“It felt like, the kind of film it is, the best way to maximize eyeballs. It’s got a better shot at finding all the people who will like it. Otherwise, it’s a slow-rolling platform release, which are expensive and you’re bound by where the big art house theaters are. You can’t just go anywhere. I just felt I’d rather have it drop and have everybody be able to see it.”
You should watch this movie. Soon, so you can be part of the discussion.
The old paradigm Soderbergh is referencing above gets you a spot in the conversation of insiders, none of whom pay, but if you want to be part of the cultural zeitgeist, you’ve got to go where the eyeballs are, Netflix.
This is what the movie and publishing businesses don’t understand, the second time around there’s a lot less interest, because there’s too much product, you only get one chance to make an impression, and you need to capitalize on it when you do. Paperback books? Who are those for? Who can remember the novel came out a year previously and they should read it now for a discount? That’d be like dropping the price of new product a year later on Spotify, but it don’t happen that way at all. You release and try to get the buzz going, to throw off not only cash, but cultural impact.
I’m a fan of Steven Soderbergh. Because he shoots high in a world where filmmakers continue to shoot low. Actors too. Liam Neeson and Nicolas Cage as action heroes? That’s like having Van Morrison sing nursery rhymes. In a world where everybody shoots to get paid, we glom on to those who focus on the game first.
That’s right, is the NBA a game or a business? Or a business on top of a business, as Bill Duke says in this movie.
The African-Americans know what they have, but are treated like “boys” by the owners, slaves. That’s right, there’s so much casual racism that goes unacknowledged, but it’s pointed out here.
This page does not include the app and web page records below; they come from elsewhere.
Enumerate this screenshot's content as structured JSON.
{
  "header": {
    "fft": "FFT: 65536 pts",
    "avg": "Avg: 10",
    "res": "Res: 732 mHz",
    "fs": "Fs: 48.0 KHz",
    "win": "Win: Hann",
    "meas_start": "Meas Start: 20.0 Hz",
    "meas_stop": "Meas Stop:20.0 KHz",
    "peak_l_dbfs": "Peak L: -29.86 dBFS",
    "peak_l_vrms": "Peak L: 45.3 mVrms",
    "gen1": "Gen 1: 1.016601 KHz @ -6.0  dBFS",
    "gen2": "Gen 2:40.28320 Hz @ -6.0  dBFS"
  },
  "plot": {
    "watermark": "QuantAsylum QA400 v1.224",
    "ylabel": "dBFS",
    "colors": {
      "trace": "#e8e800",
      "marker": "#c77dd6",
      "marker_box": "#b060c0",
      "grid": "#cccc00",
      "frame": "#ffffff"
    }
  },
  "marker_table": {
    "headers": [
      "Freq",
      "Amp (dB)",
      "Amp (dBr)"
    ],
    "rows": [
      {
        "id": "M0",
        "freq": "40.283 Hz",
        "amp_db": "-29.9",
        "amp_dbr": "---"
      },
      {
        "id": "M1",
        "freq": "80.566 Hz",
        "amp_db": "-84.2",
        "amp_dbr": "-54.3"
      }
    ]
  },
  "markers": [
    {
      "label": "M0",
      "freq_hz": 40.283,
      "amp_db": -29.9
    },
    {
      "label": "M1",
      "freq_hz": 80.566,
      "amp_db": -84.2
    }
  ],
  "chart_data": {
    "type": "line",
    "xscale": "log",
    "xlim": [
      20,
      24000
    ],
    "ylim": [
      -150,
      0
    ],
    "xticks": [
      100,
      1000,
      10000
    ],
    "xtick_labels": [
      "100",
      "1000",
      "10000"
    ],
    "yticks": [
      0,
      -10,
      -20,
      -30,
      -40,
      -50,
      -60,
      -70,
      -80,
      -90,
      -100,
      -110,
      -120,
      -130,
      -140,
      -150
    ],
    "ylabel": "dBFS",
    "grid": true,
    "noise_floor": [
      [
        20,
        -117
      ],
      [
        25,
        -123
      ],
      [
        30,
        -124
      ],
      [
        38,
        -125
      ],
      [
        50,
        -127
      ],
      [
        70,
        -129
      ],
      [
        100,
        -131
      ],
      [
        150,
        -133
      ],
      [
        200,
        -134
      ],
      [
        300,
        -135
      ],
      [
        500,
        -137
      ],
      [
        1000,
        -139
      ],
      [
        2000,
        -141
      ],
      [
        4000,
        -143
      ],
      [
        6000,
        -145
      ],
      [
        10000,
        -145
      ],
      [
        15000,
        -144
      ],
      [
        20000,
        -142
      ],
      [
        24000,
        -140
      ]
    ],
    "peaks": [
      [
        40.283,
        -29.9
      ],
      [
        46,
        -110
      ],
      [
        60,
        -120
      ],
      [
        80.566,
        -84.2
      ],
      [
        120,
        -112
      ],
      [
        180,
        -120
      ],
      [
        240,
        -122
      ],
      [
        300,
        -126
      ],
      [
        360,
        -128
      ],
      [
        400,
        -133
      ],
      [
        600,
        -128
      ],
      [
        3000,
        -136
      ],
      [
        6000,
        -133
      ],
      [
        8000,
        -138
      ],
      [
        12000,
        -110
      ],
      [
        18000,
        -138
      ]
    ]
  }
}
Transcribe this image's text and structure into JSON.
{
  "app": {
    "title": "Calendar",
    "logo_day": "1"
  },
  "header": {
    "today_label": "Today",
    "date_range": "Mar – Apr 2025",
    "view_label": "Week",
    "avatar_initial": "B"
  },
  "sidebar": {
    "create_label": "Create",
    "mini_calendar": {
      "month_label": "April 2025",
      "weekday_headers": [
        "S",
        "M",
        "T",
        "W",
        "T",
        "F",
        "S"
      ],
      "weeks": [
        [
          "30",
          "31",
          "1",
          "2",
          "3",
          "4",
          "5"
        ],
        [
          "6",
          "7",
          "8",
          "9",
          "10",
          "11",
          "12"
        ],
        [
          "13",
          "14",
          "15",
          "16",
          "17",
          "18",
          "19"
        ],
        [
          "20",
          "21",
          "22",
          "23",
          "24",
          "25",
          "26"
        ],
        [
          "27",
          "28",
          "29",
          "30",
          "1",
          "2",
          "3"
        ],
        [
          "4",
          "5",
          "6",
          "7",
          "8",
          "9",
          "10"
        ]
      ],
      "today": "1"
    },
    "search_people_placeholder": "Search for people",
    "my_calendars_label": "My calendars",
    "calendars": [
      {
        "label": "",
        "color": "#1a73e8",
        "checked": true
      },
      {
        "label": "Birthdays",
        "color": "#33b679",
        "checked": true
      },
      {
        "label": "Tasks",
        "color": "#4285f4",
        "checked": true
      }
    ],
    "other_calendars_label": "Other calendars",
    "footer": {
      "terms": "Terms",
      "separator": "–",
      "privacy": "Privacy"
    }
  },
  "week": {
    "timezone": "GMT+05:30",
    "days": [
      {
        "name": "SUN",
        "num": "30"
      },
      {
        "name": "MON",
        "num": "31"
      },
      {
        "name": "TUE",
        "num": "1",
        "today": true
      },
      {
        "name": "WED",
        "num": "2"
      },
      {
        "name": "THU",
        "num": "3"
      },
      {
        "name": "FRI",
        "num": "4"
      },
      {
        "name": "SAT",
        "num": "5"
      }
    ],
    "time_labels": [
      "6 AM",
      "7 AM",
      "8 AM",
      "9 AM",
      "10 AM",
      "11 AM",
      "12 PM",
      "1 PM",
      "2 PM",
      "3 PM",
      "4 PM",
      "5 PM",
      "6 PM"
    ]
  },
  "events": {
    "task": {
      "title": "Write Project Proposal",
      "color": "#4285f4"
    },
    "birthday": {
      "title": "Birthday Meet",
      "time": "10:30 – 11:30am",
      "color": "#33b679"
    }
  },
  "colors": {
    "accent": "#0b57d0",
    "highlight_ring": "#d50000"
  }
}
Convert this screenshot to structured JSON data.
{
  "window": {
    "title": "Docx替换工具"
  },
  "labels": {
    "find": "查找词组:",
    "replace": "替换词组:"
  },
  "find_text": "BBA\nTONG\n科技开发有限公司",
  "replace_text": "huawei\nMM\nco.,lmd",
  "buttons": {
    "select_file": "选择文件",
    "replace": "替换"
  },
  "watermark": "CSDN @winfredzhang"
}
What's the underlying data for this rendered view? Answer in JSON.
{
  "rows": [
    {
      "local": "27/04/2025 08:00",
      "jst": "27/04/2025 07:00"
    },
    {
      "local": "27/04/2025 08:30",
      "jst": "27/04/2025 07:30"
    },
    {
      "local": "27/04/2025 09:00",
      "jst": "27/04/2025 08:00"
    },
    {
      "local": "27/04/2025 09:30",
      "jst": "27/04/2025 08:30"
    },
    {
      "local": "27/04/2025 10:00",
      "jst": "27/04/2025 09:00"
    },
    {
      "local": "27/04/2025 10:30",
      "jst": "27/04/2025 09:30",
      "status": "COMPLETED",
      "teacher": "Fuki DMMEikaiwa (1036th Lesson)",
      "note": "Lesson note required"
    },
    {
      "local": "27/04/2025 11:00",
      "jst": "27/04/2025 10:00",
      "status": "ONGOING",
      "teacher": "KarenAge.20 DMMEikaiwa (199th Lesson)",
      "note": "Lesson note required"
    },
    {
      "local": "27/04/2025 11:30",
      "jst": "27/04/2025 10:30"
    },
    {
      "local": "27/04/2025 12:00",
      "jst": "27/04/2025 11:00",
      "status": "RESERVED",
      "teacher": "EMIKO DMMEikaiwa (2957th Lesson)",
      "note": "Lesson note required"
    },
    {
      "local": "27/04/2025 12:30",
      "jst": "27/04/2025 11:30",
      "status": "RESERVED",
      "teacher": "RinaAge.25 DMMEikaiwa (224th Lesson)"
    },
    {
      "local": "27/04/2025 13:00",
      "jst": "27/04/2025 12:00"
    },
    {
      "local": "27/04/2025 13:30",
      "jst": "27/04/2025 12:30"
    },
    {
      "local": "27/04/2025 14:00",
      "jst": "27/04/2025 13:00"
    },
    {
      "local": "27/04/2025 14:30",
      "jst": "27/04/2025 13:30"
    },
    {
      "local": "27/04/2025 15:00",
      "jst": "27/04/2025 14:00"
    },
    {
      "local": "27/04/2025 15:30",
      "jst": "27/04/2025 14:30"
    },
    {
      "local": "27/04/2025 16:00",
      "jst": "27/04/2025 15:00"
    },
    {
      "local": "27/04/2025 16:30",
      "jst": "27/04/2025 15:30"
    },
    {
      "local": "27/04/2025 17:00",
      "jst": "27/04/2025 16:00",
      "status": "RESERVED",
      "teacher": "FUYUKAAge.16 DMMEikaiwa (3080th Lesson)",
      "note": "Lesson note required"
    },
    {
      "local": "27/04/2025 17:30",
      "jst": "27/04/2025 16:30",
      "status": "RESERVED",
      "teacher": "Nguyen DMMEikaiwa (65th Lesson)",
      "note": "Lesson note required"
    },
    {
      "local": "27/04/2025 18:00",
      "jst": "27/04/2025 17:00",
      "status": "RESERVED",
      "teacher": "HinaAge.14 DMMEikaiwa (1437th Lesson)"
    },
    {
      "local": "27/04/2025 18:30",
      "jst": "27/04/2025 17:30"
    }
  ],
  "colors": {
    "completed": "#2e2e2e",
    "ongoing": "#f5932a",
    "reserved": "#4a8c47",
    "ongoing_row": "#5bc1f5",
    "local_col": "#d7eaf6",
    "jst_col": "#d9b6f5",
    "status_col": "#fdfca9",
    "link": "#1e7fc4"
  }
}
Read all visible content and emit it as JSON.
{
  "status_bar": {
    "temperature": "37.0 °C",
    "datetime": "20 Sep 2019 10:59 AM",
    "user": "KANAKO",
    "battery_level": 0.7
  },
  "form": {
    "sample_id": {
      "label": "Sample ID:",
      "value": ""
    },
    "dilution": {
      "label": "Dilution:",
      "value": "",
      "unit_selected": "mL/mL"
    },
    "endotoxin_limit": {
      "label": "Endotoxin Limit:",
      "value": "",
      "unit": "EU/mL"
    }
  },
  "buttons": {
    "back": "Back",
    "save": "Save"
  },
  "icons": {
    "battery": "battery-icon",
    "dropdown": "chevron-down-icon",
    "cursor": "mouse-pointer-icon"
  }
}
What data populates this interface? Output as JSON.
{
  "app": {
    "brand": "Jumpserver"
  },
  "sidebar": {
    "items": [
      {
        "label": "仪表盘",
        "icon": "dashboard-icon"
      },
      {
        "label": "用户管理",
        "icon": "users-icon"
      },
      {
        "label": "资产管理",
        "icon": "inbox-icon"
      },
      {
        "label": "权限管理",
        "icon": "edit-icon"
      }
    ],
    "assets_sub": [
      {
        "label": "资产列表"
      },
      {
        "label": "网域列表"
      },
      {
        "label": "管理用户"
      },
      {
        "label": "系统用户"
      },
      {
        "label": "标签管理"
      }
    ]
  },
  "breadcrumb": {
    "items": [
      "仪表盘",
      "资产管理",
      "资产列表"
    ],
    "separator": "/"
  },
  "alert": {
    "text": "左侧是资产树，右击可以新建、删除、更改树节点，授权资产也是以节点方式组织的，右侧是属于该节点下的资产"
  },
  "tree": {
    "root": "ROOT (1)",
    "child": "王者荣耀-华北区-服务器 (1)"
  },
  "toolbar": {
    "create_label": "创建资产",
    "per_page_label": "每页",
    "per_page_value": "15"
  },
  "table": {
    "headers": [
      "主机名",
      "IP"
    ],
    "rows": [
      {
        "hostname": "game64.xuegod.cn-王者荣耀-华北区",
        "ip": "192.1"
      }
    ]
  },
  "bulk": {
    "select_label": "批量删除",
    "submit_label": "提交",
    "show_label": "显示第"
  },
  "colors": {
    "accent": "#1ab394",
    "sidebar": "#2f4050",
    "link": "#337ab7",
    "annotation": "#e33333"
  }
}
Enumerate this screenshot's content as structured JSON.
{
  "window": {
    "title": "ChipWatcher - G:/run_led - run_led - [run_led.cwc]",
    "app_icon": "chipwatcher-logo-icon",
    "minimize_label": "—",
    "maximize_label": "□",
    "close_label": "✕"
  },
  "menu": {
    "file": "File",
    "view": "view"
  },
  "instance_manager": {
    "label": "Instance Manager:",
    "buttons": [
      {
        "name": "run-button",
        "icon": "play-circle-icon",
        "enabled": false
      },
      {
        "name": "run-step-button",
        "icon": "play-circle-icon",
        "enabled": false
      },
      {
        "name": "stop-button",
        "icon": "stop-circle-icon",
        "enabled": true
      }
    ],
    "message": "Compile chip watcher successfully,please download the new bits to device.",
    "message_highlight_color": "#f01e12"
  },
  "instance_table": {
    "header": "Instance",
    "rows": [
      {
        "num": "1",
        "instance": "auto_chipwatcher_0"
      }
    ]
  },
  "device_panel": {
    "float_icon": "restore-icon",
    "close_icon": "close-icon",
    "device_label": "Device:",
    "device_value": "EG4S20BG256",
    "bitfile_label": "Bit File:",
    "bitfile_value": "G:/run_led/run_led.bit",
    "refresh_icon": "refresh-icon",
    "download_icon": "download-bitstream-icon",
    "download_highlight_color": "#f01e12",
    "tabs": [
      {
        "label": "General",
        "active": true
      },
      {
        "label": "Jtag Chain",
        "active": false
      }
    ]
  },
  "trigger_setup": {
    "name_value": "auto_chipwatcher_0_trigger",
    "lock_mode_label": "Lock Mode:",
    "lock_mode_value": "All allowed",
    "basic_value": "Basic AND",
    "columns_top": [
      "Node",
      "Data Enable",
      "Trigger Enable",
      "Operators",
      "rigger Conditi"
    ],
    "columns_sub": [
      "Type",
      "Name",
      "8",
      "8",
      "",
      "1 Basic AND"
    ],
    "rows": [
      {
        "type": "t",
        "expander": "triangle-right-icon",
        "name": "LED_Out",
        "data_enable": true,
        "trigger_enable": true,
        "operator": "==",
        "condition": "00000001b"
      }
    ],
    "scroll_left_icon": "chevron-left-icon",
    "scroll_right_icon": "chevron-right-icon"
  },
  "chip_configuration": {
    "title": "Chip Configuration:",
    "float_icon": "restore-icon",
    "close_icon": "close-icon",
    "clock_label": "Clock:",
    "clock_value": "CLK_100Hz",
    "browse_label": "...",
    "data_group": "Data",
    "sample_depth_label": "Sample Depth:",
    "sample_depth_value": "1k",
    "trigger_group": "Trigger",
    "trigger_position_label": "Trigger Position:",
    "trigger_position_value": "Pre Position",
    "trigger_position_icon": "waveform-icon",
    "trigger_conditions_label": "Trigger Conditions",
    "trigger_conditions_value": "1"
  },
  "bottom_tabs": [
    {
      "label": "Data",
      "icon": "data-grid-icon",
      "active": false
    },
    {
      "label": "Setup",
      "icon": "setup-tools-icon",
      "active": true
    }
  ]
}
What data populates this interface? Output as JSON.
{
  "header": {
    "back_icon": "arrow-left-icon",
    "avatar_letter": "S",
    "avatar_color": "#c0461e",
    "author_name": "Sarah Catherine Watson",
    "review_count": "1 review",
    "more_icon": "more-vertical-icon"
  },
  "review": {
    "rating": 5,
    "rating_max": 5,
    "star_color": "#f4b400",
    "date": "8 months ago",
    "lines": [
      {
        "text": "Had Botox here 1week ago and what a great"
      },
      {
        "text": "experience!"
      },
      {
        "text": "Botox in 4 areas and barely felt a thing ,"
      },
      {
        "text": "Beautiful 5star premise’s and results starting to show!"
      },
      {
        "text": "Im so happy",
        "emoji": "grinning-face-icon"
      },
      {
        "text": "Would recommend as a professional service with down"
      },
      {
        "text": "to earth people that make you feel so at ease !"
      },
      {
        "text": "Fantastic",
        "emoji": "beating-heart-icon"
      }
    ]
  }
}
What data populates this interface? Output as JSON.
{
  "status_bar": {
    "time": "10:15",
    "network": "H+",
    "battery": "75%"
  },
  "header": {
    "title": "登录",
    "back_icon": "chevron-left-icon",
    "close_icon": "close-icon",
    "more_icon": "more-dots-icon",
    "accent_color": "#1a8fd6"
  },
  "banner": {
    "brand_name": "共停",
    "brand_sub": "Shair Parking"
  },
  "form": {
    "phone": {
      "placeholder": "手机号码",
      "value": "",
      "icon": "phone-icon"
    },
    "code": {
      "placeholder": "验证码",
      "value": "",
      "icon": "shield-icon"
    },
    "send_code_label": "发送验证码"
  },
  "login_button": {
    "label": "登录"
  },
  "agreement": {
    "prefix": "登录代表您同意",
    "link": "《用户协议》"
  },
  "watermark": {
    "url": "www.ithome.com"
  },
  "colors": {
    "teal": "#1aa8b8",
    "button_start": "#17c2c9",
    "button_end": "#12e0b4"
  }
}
And everybody but the owners is black. Not only the players, but the business people, including the attorney who reps the players. Only the head of the agency is white. These are savvy people trying to get ahead, as smart as the owners, but using their wiles to succeed.
That’s what this film is about, succeeding.
But you don’t know where it’s going until the very end.
The truth is life is a game, and the winners don’t want to tell you the rules, no way, because then you might figure out how to succeed, how to displace them, and they don’t want to be displaced.
They don’t want you to start a new league.
Or as Andre Holland/Ray says in the pic:
“You think these fools, these rich white dudes gon’ let the sexiest sport fall by the wayside? I mean football is fun, but it don’t sell sneakers. You can’t even see the players half the time. Baseball…is a whole lot of tradition, but in order to move merch and inspire rap lyrics, they need your services.”
The NBA runs on Twitter. There’s even a Twitter feud in this flick. The players are unfettered, they’re the stars. The owners may control the cash, but they and their commissioner give the players leeway, knowing that they are the draw, not them. This is what the NFL has wrong with Kaepernick. The league thinks they’re on the right side, but they seem to have missed out on the 2018 midterms and AOC. Of course, the example is right there for all to see, but the NFL owners think they can keep the players slaves.
Meanwhile, oldsters take the side of the owners and their children are all addicted to hip-hop and the NBA. The future, it’s all about the future.
Which also includes women. Ray’s assistant is thinking for herself.
And speaking of assistants…
“Okay, look, Sam…you were a really great assistant, okay? But please stop whining because I didn’t pay you special attention. Now I know, I know, there are people who buy their personal assistants gifts and whatnot, but it’s really because they hate their assistants. But they need ’em so they buy ’em things.”
It’s a jungle out there, and if you can’t do the job and have self-respect…
Yes, you can be in a dead end gig and live by the HR handbook, but those leading the charge need to depend upon you, know you have their back, can be satisfied with an occasional thank you, as you get the opportunity to follow them and make your own career. Like Zazie Beets as Sam in this movie.
That’s why we have art, to hear the truth. Business is duplicitous, self-help books tell you secrets that won’t get you anywhere, if you could be Ray Dalio by reading his tome there’d be more than one of him, but in art, you can see through the b.s. to what’s really going on.
And that’s what draws you to it.
You’re gonna watch “High Flying Bird” and think it’s a bit confusing and hard to get into and then it’s gonna suddenly end and you’re gonna say WOW, and start talking to everybody about it. And if they haven’t seen it already, they can pull it up right away on Netflix, they don’t have to go to a theatre, they don’t have to pay a stiff fee.
This is what music’s ascension was based on, truth. Now the goal is to be sponsored, be in an ad, when the reality is advertisers want nothing to do with the truth, their whole business model is based on puffery and sleight of hand to get you to buy.
And the means of production are in the hands of the proletariat. Steven Soderbergh shot “High Flying Bird” on an iPhone.
But he’s got talent.
I’m always interested in seeing a master at work.
And so are you.